The team is quickly approaching a decision point on whether to keep him for the entire season or to return him back to the Windsor Spitfires of the Ontario Hockey League, where his junior rights reside.

First things first: AHL is Not an Option

As per the NHL’s agreement with the Canadian Hockey League, Sergachev is not eligible to play in the American Hockey League with the St. John’s IceCaps.

Although the AHL allows players as young as 18 years of age to join their ranks, if that player is drafted by an NHL team, then that player must be offered to his junior team if he doesn’t stay with the NHL club.

Only once a drafted player is rejected by his junior team, or turns 20 (i.e. completes his junior eligibility), can he then be loaned to the AHL afiliate.

As it is highly unlikely that the Spitfires would pass on re-adding Sergachev, especially in a season where they are hosting the Memorial Cup, don’t expect to see Sergachev in St. John’s any time soon.

The Montreal Canadiens have three important milestones to consider when determining whether to send him back or not.

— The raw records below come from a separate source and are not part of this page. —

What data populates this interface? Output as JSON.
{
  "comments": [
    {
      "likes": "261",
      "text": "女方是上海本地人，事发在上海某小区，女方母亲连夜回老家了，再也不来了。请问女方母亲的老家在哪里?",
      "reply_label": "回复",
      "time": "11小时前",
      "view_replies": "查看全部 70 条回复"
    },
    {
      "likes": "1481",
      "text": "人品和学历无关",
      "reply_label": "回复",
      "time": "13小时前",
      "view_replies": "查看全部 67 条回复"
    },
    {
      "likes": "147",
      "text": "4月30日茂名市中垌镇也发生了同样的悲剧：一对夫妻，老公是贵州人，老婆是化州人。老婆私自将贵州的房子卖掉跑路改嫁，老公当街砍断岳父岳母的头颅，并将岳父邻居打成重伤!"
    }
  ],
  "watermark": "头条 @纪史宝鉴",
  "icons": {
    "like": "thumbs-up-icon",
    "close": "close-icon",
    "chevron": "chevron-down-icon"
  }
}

10 Games Played: Contract year lost

Ten is the number of games that Sergachev needs to play in the NHL in order to burn the first year of his entry-level contract. So the Canadiens will have to make a decision after Sergachev plays nine games whether or not they feel the experience he’s getting at the NHL level is worth having him one year closer or restricted free agency.

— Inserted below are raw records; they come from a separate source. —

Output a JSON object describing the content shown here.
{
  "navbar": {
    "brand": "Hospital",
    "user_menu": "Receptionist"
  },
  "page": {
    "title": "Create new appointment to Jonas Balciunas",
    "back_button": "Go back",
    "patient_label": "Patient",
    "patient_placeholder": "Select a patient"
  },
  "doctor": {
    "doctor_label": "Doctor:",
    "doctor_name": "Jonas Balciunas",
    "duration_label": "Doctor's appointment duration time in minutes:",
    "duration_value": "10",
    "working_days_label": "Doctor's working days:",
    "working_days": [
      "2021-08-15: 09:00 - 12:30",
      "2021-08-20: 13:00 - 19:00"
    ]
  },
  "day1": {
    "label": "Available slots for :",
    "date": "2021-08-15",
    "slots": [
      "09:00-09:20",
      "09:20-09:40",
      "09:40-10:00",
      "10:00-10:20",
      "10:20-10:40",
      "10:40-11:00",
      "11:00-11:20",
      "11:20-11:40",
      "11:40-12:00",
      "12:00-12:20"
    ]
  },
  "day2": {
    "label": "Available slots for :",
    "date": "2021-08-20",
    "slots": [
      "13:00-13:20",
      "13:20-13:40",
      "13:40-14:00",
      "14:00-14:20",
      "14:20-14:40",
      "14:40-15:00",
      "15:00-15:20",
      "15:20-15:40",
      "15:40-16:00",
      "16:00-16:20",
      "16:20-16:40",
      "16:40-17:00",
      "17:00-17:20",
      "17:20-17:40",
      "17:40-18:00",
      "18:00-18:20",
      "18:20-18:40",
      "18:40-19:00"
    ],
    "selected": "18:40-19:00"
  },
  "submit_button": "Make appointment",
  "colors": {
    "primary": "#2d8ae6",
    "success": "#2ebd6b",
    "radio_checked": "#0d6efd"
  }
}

If the Canadiens send him back to Windsor after nine games, the salary portion of the first year of the contract slides until the following season. He will still keep the signing bonus he was paid when he signed the deal, and the cap hit of the contract will be calculated from the remaining amount due him.

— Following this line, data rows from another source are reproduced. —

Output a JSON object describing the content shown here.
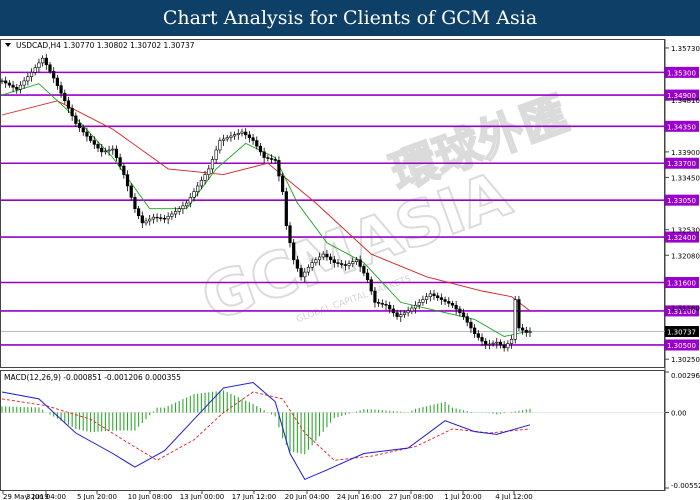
{
  "banner": {
    "title": "Chart Analysis for Clients of GCM Asia"
  },
  "chart_data": {
    "type": "candlestick",
    "symbol_header": "USDCAD,H4  1.30770 1.30802 1.30702 1.30737",
    "price_axis": {
      "min": 1.3013,
      "max": 1.3587,
      "tick_labels": [
        "1.35730",
        "1.34810",
        "1.33900",
        "1.33450",
        "1.32530",
        "1.32080",
        "1.31160",
        "1.30250"
      ]
    },
    "support_resistance_levels": [
      {
        "value": 1.353,
        "label": "1.35300"
      },
      {
        "value": 1.349,
        "label": "1.34900"
      },
      {
        "value": 1.3435,
        "label": "1.34350"
      },
      {
        "value": 1.337,
        "label": "1.33700"
      },
      {
        "value": 1.3305,
        "label": "1.33050"
      },
      {
        "value": 1.324,
        "label": "1.32400"
      },
      {
        "value": 1.316,
        "label": "1.31600"
      },
      {
        "value": 1.311,
        "label": "1.31100"
      },
      {
        "value": 1.305,
        "label": "1.30500"
      }
    ],
    "current_price": {
      "value": 1.30737,
      "label": "1.30737"
    },
    "x_tick_labels": [
      "29 May 2019",
      "3 Jun 04:00",
      "5 Jun 20:00",
      "10 Jun 08:00",
      "13 Jun 00:00",
      "17 Jun 12:00",
      "20 Jun 04:00",
      "24 Jun 16:00",
      "27 Jun 08:00",
      "1 Jul 20:00",
      "4 Jul 12:00"
    ],
    "close_path": [
      [
        0,
        1.3515
      ],
      [
        4,
        1.35
      ],
      [
        8,
        1.353
      ],
      [
        11,
        1.3555
      ],
      [
        14,
        1.352
      ],
      [
        17,
        1.348
      ],
      [
        20,
        1.344
      ],
      [
        24,
        1.341
      ],
      [
        27,
        1.339
      ],
      [
        30,
        1.3395
      ],
      [
        33,
        1.335
      ],
      [
        36,
        1.329
      ],
      [
        38,
        1.3265
      ],
      [
        41,
        1.3275
      ],
      [
        44,
        1.3272
      ],
      [
        47,
        1.3285
      ],
      [
        50,
        1.33
      ],
      [
        53,
        1.333
      ],
      [
        56,
        1.336
      ],
      [
        59,
        1.341
      ],
      [
        62,
        1.3418
      ],
      [
        65,
        1.3425
      ],
      [
        68,
        1.341
      ],
      [
        71,
        1.338
      ],
      [
        74,
        1.3375
      ],
      [
        76,
        1.332
      ],
      [
        77,
        1.326
      ],
      [
        79,
        1.32
      ],
      [
        81,
        1.317
      ],
      [
        84,
        1.3195
      ],
      [
        87,
        1.321
      ],
      [
        90,
        1.3195
      ],
      [
        93,
        1.319
      ],
      [
        96,
        1.32
      ],
      [
        99,
        1.3165
      ],
      [
        101,
        1.3125
      ],
      [
        104,
        1.312
      ],
      [
        107,
        1.31
      ],
      [
        110,
        1.311
      ],
      [
        113,
        1.3125
      ],
      [
        116,
        1.314
      ],
      [
        119,
        1.313
      ],
      [
        122,
        1.312
      ],
      [
        125,
        1.31
      ],
      [
        128,
        1.307
      ],
      [
        131,
        1.305
      ],
      [
        134,
        1.3055
      ],
      [
        136,
        1.3045
      ],
      [
        138,
        1.306
      ],
      [
        139,
        1.313
      ],
      [
        140,
        1.308
      ],
      [
        142,
        1.3072
      ],
      [
        143,
        1.30737
      ]
    ],
    "ma_fast_path": [
      [
        0,
        1.349
      ],
      [
        10,
        1.351
      ],
      [
        20,
        1.345
      ],
      [
        30,
        1.338
      ],
      [
        40,
        1.329
      ],
      [
        50,
        1.329
      ],
      [
        58,
        1.336
      ],
      [
        66,
        1.3405
      ],
      [
        74,
        1.338
      ],
      [
        80,
        1.33
      ],
      [
        88,
        1.323
      ],
      [
        98,
        1.3195
      ],
      [
        108,
        1.3125
      ],
      [
        118,
        1.311
      ],
      [
        128,
        1.3095
      ],
      [
        136,
        1.3065
      ],
      [
        143,
        1.3075
      ]
    ],
    "ma_slow_path": [
      [
        0,
        1.3455
      ],
      [
        15,
        1.348
      ],
      [
        30,
        1.343
      ],
      [
        45,
        1.336
      ],
      [
        60,
        1.335
      ],
      [
        72,
        1.337
      ],
      [
        85,
        1.33
      ],
      [
        100,
        1.321
      ],
      [
        115,
        1.317
      ],
      [
        130,
        1.3145
      ],
      [
        138,
        1.3135
      ],
      [
        143,
        1.311
      ]
    ],
    "ma_colors": {
      "fast": "#19a319",
      "slow": "#d42020"
    },
    "level_color": "#9900cc",
    "macd": {
      "header": "MACD(12,26,9) -0.000851 -0.001206 0.000355",
      "min": -0.005529,
      "max": 0.002967,
      "tick_labels": [
        "0.002967",
        "0.00",
        "-0.005529"
      ],
      "macd_path": [
        [
          0,
          0.0015
        ],
        [
          10,
          0.001
        ],
        [
          20,
          -0.0015
        ],
        [
          30,
          -0.003
        ],
        [
          36,
          -0.004
        ],
        [
          44,
          -0.0028
        ],
        [
          52,
          -0.0005
        ],
        [
          60,
          0.0018
        ],
        [
          68,
          0.0022
        ],
        [
          74,
          0.0008
        ],
        [
          78,
          -0.003
        ],
        [
          82,
          -0.0049
        ],
        [
          88,
          -0.0042
        ],
        [
          98,
          -0.003
        ],
        [
          110,
          -0.0026
        ],
        [
          120,
          -0.0006
        ],
        [
          128,
          -0.0014
        ],
        [
          134,
          -0.0016
        ],
        [
          143,
          -0.0009
        ]
      ],
      "signal_path": [
        [
          0,
          0.001
        ],
        [
          12,
          0.0005
        ],
        [
          24,
          -0.0005
        ],
        [
          34,
          -0.0022
        ],
        [
          42,
          -0.0035
        ],
        [
          52,
          -0.002
        ],
        [
          60,
          0.0
        ],
        [
          68,
          0.0015
        ],
        [
          76,
          0.001
        ],
        [
          82,
          -0.0015
        ],
        [
          90,
          -0.0035
        ],
        [
          100,
          -0.0032
        ],
        [
          112,
          -0.0025
        ],
        [
          122,
          -0.0012
        ],
        [
          132,
          -0.0015
        ],
        [
          143,
          -0.0012
        ]
      ],
      "colors": {
        "macd": "#1a1ad6",
        "signal": "#e02020",
        "histogram": "#2ea82e"
      }
    },
    "watermark": {
      "main": "GCMASIA",
      "sub": "GLOBAL CAPITAL MARKETS",
      "cn": "環球外匯"
    }
  }
}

40 Games Active: One year closer to Unrestricted Free Agency

The NHL considers 40 games on an active NHL roster in one season to be an Accrued Season. He already has six games counting towards that total, even though he’s actually only played in three of them.

After seven such seasons, a player becomes eligible for UFA status, therefore Sergachev could become an Unrestricted Free Agent at the age of 25 — after seven seasons in the league — as opposed to the standard 27 years of age.


160 Games Played: Waiver eligible

Not that Sergachev projects to be the kind of player who bounces between the AHL and NHL, however another important milestone to keep in mind when deciding how long to keep him this season is that waiver eligibility kicks in at five seasons after signing a contract as an 18-year-old, or 160 games played (regular season and playoffs) in the NHL, whichever comes first.

In addition, should Sergachev play 11 games this season, waiver eligibility drops to three seasons (including this one) or 160 games, regardless of whether he plays another game in the NHL in that time.


With all the depth on defence, is there enough benefit to keeping Sergachev with the team this season to justify reaching one or more of these thresholds? This is a question that General Manager Marc Bergevin is probably pondering quite often these days.